## Work order
Could you tally the lines of the entries that carry the string "image"? Reply with the number and nothing more.

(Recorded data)
-- Opening Marker --

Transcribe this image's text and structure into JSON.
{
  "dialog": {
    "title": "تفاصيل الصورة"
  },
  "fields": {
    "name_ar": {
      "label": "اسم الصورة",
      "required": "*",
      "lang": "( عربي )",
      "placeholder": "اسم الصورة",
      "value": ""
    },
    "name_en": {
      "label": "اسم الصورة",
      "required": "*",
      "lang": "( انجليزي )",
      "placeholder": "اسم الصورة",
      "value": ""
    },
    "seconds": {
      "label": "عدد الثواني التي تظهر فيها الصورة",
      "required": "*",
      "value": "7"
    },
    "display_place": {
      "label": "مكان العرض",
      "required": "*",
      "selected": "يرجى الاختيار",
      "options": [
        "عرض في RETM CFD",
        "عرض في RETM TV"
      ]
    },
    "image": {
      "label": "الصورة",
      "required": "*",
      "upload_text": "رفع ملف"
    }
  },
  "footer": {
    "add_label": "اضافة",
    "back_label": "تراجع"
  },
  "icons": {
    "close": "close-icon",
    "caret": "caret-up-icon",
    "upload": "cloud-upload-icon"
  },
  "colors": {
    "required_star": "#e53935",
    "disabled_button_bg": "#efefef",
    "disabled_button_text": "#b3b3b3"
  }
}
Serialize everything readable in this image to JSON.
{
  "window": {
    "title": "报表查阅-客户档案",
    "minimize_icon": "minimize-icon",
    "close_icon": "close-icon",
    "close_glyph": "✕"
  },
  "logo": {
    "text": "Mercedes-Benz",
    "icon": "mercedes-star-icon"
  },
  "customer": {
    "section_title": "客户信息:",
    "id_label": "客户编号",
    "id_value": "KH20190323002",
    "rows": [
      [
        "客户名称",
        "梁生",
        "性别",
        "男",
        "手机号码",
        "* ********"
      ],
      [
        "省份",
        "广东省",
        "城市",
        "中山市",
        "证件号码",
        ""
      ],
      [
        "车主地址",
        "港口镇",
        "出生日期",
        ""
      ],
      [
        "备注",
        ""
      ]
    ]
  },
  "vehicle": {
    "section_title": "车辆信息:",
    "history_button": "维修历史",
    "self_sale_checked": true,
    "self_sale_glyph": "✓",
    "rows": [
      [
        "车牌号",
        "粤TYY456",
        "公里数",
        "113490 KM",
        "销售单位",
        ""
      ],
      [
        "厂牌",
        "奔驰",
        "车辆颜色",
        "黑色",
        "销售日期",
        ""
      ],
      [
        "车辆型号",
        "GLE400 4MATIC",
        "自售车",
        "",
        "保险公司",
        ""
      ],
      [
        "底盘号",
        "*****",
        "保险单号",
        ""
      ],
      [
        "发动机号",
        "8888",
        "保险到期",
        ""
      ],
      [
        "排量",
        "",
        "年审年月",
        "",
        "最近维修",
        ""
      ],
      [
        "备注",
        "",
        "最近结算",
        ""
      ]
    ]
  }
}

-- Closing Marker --

## Output of the task
3